Russian Lukoil rejected the offer sell its Italian refinery to an American private equity group in a decision that risks bankrupting the Sicilian plant and costing thousands of jobs.
Commodity trader Vitol has offered financing to Crossbridge Energy Partners to help it acquire the Priolo refinery after the Russian group raised concerns about the US buyout group’s ability to pay for the deal.
However, Lukoil is reluctant to sell to a US buyout fund, according to several people close to the negotiations. Vitol was willing to give Crossbridge a loan at a price better than the US group could get from a traditional lender because it benefited from oil supplies to the Italian refinery.
The deal would help avoid Italy nationalizing the Sicilian plant, which is struggling with a slump in oil supplies, when EU sanctions targeting Russian offshore oil exports come into force next month.
Before the war in Ukraine, the refinery obtained oil from various countries, but lenders stopped providing financing after The EU imposed sanctions on Moscow forcing the refinery to rely solely on its Russian parent company for oil.
A sale to non-Russian owners would allow the plant, which supplies 22 percent of Italy’s road fuel, to seek alternative sources of oil.
Economic Development Minister Adolfo Urso said the government was working to avoid shutting down the plant, with nationalization among the options on the table.
Italian officials close to the talks said the ISAB Lukoil refinery had asked a group of banks for €700m in financing because it was struggling to pay its energy bills; however, Italian banks are reluctant to take such a risk.
Publicly backed lender SACE could provide part of the loan to ISAB Lukoil, the people said. But the banks are refusing to budge, according to two Italian officials, even after the director general of the Italian finance ministry, Alessandro Rivera, sent them a “comfort letter” to confirm that the company and its owners are not targeted by EU sanctions.
“If the Russians don’t want to sell to the Americans and the banks refuse to reopen credit lines, what remains is nationalization,” one Italian official said.

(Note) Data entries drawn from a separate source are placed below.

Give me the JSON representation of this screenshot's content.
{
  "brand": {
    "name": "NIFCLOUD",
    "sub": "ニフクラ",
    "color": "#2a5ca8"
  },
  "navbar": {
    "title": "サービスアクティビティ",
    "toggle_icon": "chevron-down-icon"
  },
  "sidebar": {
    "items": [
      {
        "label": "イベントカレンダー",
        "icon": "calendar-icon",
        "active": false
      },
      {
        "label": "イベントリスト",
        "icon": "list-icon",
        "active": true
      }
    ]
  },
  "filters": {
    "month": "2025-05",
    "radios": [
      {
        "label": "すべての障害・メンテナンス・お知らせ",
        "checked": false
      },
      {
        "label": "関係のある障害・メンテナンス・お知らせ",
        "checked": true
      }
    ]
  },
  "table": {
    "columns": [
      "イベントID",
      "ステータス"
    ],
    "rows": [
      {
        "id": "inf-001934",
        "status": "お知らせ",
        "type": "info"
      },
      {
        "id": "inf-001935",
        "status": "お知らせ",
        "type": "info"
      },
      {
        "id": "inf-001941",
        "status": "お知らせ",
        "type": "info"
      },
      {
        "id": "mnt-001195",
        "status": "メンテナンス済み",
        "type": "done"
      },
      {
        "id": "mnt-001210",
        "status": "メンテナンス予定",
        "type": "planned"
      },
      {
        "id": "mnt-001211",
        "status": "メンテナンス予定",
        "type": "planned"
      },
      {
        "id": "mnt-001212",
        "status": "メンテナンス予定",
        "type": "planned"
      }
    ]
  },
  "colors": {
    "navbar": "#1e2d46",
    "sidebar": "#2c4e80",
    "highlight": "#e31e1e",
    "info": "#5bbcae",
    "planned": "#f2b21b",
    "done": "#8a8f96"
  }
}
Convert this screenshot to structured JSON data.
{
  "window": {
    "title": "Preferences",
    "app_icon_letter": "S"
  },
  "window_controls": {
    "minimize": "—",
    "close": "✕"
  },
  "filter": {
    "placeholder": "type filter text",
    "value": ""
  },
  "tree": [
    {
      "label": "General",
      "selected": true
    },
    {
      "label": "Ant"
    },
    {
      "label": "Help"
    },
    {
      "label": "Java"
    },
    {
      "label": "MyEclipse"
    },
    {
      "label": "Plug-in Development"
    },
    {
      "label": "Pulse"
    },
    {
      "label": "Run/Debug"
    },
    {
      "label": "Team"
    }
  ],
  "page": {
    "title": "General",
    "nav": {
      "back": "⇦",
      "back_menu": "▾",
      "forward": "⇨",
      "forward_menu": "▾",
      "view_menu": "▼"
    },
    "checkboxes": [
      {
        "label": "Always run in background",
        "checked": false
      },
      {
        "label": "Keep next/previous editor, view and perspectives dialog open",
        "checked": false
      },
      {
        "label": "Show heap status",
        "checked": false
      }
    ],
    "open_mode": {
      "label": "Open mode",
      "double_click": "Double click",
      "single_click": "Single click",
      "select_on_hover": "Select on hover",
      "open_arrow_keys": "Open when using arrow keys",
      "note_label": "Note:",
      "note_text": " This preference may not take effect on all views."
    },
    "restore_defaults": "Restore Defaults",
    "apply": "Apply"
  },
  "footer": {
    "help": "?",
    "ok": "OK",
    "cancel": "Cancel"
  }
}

Several European countries have decided to nationalize Russian-owned energy assets to keep prices low and save jobs. Italy has so far refused to explore the nationalization of the Lukoil plant despite threats to domestic jobs and fuel supplies.
The Sicilian plant employs more than 1,000 people in one of the poorest regions of the country and indirectly supports thousands of jobs in satellite activities in the area.
Diego Bivona, president of the Sicilian branch of Italy’s national industry body Confindustria, told local media “nothing has happened in recent months and it is not clear how anyone wants to solve this problem, which is not only local but national and strategic”.
The Financial Times reported in September that Crossbridge had become the frontrunner to acquire the refinery after spending 12 days conducting due diligence on Lukoil’s ISAB facility.
The buyout firm explored a joint bid with Vitol, but at the time the US firm said it preferred to buy the asset on its own.
Vitol and Crossbridge also held talks with members of the previous government led by Prime Minister Mario Draghi, but failed to achieve a breakthrough.
According to Italian media reports, the latest order for Russian oil will be submitted on Monday.
Vitol and SACE declined to comment. Italy’s finance ministry did not immediately respond to a request for comment. ISAB Lukoil did not respond to a request for comment.